The Shroud is important for many reasons, one of which is that the shroud provides us with an image of the face of Jesus Christ. One of the revolutions of Christianity is that God became one of us in Jesus Christ. God has a face. In Jesus, God can look at us. We can see His facial expressions and know that we are loved. The shroud shows the Holy Face of Jesus.
There are two other icons of the face of Jesus promoted by the Church. One is the veil of Veronica (pictured on the front of the bulletin) and the other is the face cloth from Jesus’ burial garments. The Gospel according to John describes this cloth: “When Simon Peter arrived after him, he went into the tomb and saw the burial cloths there, and the cloth that had covered his head, not with the burial cloths but rolled up in a separate place” (20:6-7).
The Church has venerated these two face cloths for centuries. One is contained in St. Peter’s Basilica in the Vatican and the other is the Holy Cloth of Manoppello, Italy. Scholars disagree about these two veils. Both claim to be the Veil of Veronica, however one could easily be the face cloth from the empty tomb. Feel free to do your own research about these two images. People have very strong opinions about which image is actually the veil of Veronica – consider yourself warned.
Regardless, these images are important for the Feast Day of St. Veronica next week. Jesus Christ entrusted St. Veronica with the image of His very face. God has a face that we can seek.
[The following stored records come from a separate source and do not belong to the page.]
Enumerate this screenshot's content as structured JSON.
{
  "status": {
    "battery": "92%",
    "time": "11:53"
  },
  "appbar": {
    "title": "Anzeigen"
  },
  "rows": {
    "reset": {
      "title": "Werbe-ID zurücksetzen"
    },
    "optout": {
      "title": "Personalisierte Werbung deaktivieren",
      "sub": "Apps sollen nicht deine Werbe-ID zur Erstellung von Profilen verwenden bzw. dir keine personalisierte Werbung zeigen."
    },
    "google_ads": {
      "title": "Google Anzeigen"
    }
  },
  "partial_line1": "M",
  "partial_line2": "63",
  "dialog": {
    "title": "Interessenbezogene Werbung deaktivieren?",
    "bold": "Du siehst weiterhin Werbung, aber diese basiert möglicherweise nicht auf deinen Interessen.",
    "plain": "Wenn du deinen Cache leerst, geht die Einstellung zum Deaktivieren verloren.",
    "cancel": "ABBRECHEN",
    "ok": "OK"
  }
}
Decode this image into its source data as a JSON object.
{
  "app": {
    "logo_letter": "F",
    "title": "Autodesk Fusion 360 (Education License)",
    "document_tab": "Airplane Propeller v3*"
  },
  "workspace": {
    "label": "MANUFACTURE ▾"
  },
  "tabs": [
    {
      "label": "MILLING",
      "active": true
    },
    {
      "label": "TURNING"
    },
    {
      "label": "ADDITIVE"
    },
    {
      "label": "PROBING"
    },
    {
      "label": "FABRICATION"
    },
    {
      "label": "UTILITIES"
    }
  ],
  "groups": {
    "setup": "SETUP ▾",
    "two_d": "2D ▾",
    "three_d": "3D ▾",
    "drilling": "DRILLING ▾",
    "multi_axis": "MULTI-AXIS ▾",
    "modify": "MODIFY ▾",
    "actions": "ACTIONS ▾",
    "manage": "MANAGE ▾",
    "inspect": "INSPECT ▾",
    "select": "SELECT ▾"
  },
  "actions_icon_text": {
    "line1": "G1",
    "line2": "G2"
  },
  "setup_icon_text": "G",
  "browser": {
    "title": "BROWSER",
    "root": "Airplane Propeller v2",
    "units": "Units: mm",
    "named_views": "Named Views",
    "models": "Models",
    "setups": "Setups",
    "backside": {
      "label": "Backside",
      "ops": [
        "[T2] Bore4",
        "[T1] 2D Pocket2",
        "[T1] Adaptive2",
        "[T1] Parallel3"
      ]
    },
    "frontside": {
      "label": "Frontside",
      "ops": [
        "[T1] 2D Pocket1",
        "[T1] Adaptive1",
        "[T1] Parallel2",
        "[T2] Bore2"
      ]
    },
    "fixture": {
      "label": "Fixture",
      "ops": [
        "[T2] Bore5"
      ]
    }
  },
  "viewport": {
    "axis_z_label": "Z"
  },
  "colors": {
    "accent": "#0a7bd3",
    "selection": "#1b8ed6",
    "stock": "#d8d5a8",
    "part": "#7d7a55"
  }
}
Once we have gazed upon the face of Jesus Christ, we are invited to be His face to the world.
Happy Feast day of St. Veronica.
Sincerely in Christ,
Fr. Sean Wilson